As Windows Server 2016 nears its September launch date, there are many organizations that are evaluating the software...
release. While there are many new features getting a lot of attention -- containers anyone? -- the core roles of Windows Server, including Active Directory, are also attracting notice in this new release. Here is a look at some key new Active Directory features.
Group membership expirations
Many systems administrators may have had to grant a user access to a resource or file on a temporary basis. This could be for situations with contractors or workers with a limited engagement with the organization or in educational or university settings where students come and go based on course registrations and part-time employment. Previously, administrators either depended on the identity lifecycle management software to handle these group memberships and removals or used a cumbersome process involving dynamic objects with specific time to live entries.
Enter privileged access management (PAM), a new feature in Windows Server 2016 that allows administrators to establish the duration of a group membership with a simple PowerShell option. To use PAM, enable the Active Directory optional features within the domain where the time-limited group memberships reside.
Enable-ADOptionalFeature 'Privileged Access Management Feature' -Scope ForestOrConfigurationSet -Target yourdomain.com
Next, add a group member to an existing group and specify the duration of that membership using the –MemberTimeToLive option:
Add-ADGroupMember -Identity 'Color Printer Users' -Members 'ssmith' -MemberTimeToLive (New-TimeSpan -Days 90)
That is all there is to it. You can then check up on these group members and see how much longer the membership has until it expires with this PowerShell command:
Get-ADGroup 'Color Printer Users' -Property member –ShowMemberTimeToLive
There are two caveats to this feature. First, the system needs to be at Windows Server 2016 or Windows threshold forest functional level. Second, once this feature is enabled, it cannot be turned off.
Time sync improvements
While time synchronization can be a small detail, it can loom large enough to affect the authentication and operation of the entire Active Directory deployment. Time sync involves making sure all domain members get accurate, synchronized time from domain controllers, and making sure those domain controllers are synchronized to some reliable source.
There are sometimes quite a few problems that thwart time sync across a domain: virtual machine clock skew, failing time-sync requests, domain members set to obtain time-sync information from servers that no longer exist, traveling machines such as corporate laptops that do not often connect to the domain and obtain time synchronization and more.Windows Server 2016 contains several updates to domain time synchronization that will help mitigate some of these problems, including:

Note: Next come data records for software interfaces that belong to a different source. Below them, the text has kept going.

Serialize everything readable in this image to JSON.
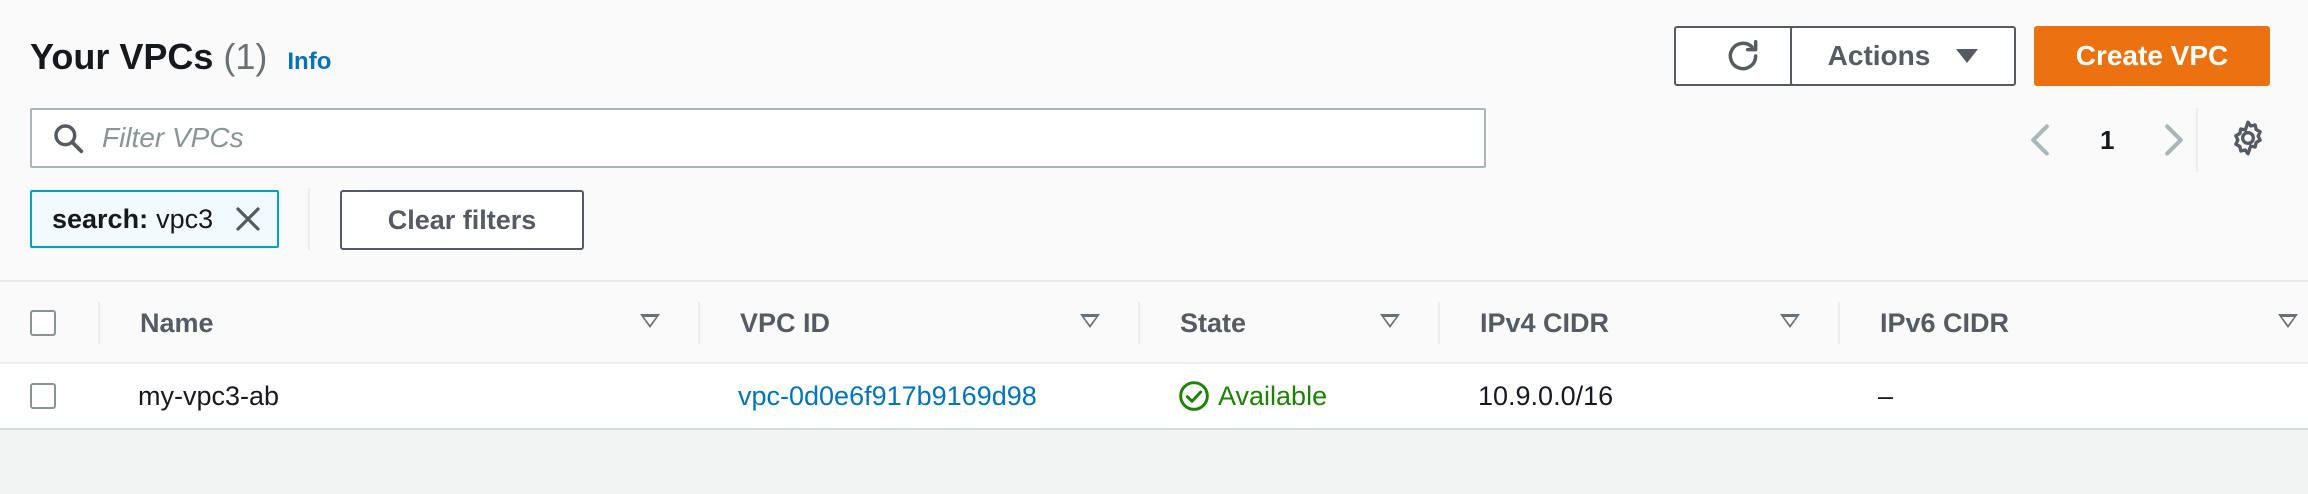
{
  "header": {
    "title": "Your VPCs",
    "count": "(1)",
    "info_label": "Info"
  },
  "toolbar": {
    "refresh_icon": "refresh-icon",
    "actions_label": "Actions",
    "create_label": "Create VPC",
    "create_color": "#ec7211"
  },
  "search": {
    "placeholder": "Filter VPCs",
    "value": ""
  },
  "pagination": {
    "current_page": "1"
  },
  "filter_token": {
    "key": "search:",
    "value": "vpc3"
  },
  "clear_filters_label": "Clear filters",
  "table": {
    "columns": [
      "Name",
      "VPC ID",
      "State",
      "IPv4 CIDR",
      "IPv6 CIDR"
    ],
    "rows": [
      {
        "name": "my-vpc3-ab",
        "vpc_id": "vpc-0d0e6f917b9169d98",
        "state": "Available",
        "ipv4": "10.9.0.0/16",
        "ipv6": "–"
      }
    ]
  },
  "colors": {
    "link": "#0073bb",
    "status_ok": "#1d8102",
    "token_border": "#00a1c9"
  }
}
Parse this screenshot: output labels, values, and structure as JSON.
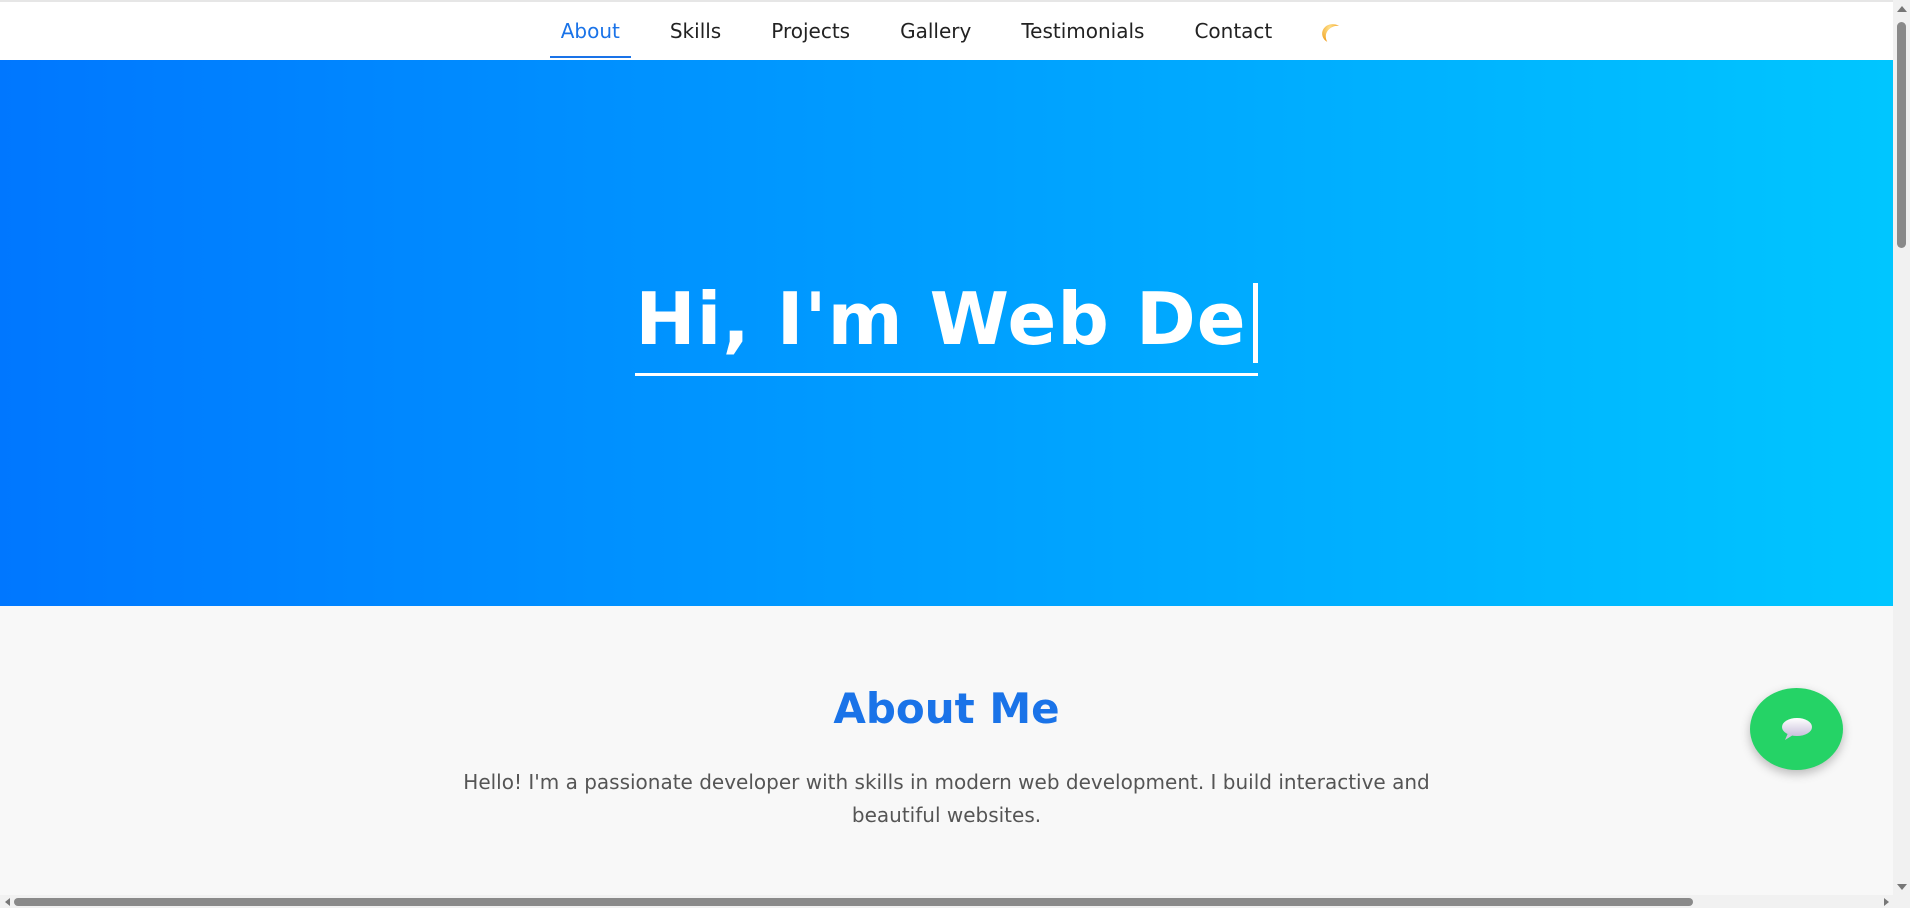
{
  "nav": {
    "items": [
      {
        "label": "About",
        "active": true
      },
      {
        "label": "Skills",
        "active": false
      },
      {
        "label": "Projects",
        "active": false
      },
      {
        "label": "Gallery",
        "active": false
      },
      {
        "label": "Testimonials",
        "active": false
      },
      {
        "label": "Contact",
        "active": false
      }
    ],
    "theme_toggle_icon": "moon-icon"
  },
  "hero": {
    "typed_text": "Hi, I'm Web De",
    "gradient_start": "#0077ff",
    "gradient_end": "#00c6ff"
  },
  "about": {
    "title": "About Me",
    "body": "Hello! I'm a passionate developer with skills in modern web development. I build interactive and beautiful websites."
  },
  "chat_fab": {
    "icon": "chat-bubble-icon",
    "color": "#25d366"
  },
  "colors": {
    "accent": "#1a73e8",
    "text": "#222222",
    "muted": "#555555",
    "background": "#f8f8f8"
  }
}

- Eliminating rounding errors that build up over time, contributing to sync errors.
- Increasing the frequency of synchronization adjustments so skew is not a large factor in time-based errors.
- Enhancing the accuracy of the synchronization up to tens of microseconds so even if time skew is present, frequent precise adjustments will remove the issue.
Active Directory Federation Services improvements
Lastly there are many enhancements to Active Directory Federation Services (AD FS), the software used to authenticate and authorize identities across security boundaries, including:
- Conditional access control. Conditional access control lets administrators set up what amounts to a minimum security baseline machines must have before they are allowed to connect to any given application. These conditions might include multifactor authentication, membership in particular groups, the health, patching and malware protection states of a device, or several other choices. This feature is similar to Network Access Protection, except it is not trying to protect the wire; it's enforced on a per-application basis for more granular control.
- You can use any LDAP3 directory with AD FS. Previously, to use AD FS, IT needed to set up a special Active Directory deployment, which might have consisted of a read-only domain controller or perhaps an Active Directory Application Mode domain. This took considerable effort and, especially in the case of mergers and acquisitions and working with third parties, was not worth the effort. Now, any directory -- including open source directories -- that supports LDAP3 can be used, making it that much easier to integrate Office 365 applications in a federated, managed state to existing offerings.
- Support for OAuth/OpenID Connect. Web applications such as Salesforce, Microsoft Dynamics, social media software, and other enterprise apps almost always use some sort of OAuth or OpenID to protect and manage identities. AD FS supports OAuth and OpenID in Windows Server 2016 to make integrating these web applications into existing identity management deployment more straightforward.
Should administrators consider updating Active Directory functional levels?